  • Wage garnishment: One of the most common child support enforcement tools is wage garnishment. The custodial parent and DCS may request an income withholding order, which deducts child support payments directly from the non-custodial parent’s paycheck.
  • Federal tax refund interception: When a delinquent parent submits a tax return, the DCS may intercept his or her refund. The state will then deduct money from the refund to pay for late or missing child support installments.
  • Passport restrictions: If a parent fails to pay child support on time, he or she may be unable to travel outside of the country. The DCS may ask the court to submit an order that prevents the non-custodial parent from renewing his or her passport.
  • License suspension and revocation: In addition to passport restrictions, a delinquent parent may receive a driver’s license suspension or revocation. If the non-custodial parent holds a professional license, the DCS may submit a revocation order until he or she makes payments.
  • Contempt of court penalties: If the above enforcement tools do not work, a custodial parent can ask for a court order to hold the delinquent parent in contempt of the court. These charges are very serious and can lead to fines or jail time for the non-custodial parent.
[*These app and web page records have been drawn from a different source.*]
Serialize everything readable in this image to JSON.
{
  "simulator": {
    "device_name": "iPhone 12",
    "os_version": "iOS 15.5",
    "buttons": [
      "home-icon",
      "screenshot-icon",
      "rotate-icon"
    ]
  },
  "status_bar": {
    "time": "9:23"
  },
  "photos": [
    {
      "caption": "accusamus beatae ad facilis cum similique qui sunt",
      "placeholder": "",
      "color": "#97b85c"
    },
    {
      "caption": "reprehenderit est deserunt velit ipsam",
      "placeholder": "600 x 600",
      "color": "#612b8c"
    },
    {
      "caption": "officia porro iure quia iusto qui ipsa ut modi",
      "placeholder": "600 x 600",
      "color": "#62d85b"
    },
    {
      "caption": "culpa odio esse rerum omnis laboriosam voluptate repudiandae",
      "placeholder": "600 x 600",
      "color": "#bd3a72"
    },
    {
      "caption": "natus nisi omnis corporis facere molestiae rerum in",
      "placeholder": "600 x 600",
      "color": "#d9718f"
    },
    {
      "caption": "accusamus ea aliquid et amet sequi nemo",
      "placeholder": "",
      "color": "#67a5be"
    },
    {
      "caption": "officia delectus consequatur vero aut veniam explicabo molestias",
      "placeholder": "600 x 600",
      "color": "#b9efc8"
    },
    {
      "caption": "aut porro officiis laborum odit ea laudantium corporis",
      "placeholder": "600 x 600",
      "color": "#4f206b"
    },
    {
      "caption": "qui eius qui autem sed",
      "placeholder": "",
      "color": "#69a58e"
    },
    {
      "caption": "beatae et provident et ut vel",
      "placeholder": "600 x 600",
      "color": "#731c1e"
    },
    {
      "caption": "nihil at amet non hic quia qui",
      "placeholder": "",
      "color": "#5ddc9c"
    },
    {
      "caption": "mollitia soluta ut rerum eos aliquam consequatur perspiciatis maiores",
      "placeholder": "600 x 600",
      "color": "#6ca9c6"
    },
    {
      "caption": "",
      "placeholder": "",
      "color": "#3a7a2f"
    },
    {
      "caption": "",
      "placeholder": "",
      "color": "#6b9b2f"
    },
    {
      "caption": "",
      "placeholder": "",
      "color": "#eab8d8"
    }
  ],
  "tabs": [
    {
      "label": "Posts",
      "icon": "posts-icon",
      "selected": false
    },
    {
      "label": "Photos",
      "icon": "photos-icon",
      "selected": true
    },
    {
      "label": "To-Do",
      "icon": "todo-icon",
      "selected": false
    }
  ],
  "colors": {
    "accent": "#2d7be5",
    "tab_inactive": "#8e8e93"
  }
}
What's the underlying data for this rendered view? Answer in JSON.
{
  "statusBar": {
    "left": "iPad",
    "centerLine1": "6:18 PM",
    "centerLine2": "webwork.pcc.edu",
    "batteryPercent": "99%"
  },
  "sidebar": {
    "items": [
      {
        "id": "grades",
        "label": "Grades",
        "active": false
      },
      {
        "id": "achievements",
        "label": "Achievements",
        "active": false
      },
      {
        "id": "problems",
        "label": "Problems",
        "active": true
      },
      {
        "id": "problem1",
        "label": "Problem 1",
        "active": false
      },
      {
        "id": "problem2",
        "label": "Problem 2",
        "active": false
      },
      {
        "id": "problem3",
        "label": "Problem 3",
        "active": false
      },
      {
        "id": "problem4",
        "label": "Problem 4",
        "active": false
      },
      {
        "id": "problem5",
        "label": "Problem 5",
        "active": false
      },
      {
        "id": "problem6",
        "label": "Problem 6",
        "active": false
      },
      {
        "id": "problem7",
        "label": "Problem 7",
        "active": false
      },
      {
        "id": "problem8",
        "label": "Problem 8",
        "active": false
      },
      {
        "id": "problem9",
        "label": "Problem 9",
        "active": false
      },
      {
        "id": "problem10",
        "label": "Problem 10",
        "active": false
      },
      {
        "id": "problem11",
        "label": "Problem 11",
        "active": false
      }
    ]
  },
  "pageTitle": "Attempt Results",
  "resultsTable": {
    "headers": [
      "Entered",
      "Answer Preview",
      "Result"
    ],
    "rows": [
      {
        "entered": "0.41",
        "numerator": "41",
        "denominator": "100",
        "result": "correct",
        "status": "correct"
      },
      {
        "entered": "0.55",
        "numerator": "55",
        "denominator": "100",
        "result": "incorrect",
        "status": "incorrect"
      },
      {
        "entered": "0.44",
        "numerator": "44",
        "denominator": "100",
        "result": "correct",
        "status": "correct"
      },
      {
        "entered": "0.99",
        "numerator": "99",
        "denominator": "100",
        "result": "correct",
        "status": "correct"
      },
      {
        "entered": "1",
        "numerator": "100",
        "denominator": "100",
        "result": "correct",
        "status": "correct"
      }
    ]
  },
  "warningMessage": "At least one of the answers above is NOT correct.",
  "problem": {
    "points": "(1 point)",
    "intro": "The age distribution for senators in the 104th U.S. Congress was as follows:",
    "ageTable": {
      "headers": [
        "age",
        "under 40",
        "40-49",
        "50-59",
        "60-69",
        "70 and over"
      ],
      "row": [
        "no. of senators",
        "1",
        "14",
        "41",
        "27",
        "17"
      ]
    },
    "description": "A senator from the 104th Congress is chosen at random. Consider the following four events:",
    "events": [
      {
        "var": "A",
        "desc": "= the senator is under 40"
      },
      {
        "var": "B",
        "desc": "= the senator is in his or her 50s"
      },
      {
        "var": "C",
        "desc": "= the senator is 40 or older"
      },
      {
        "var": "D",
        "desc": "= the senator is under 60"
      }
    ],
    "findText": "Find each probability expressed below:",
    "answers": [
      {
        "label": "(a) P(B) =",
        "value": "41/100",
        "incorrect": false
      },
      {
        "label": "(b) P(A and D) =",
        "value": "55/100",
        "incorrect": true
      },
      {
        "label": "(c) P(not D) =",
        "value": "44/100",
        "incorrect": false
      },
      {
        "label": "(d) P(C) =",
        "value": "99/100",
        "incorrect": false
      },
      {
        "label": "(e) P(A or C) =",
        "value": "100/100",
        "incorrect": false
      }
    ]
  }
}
What to Do If Your Spouse Won’t Pay Child Support

If a court orders a parent to make child support payments, he or she must comply with the order. Failure to do so not only causes harm to the child but could result in serious penalties for the delinquent parent. If your spouse fails to pay child support, it is important to speak to an Indiana child custody lawyer as soon as possible.

An attorney can help you understand your options for child support enforcement and request the court or DCS to levy the appropriate tools. Contact a divorce lawyer as soon as possible to discuss your case and legal options.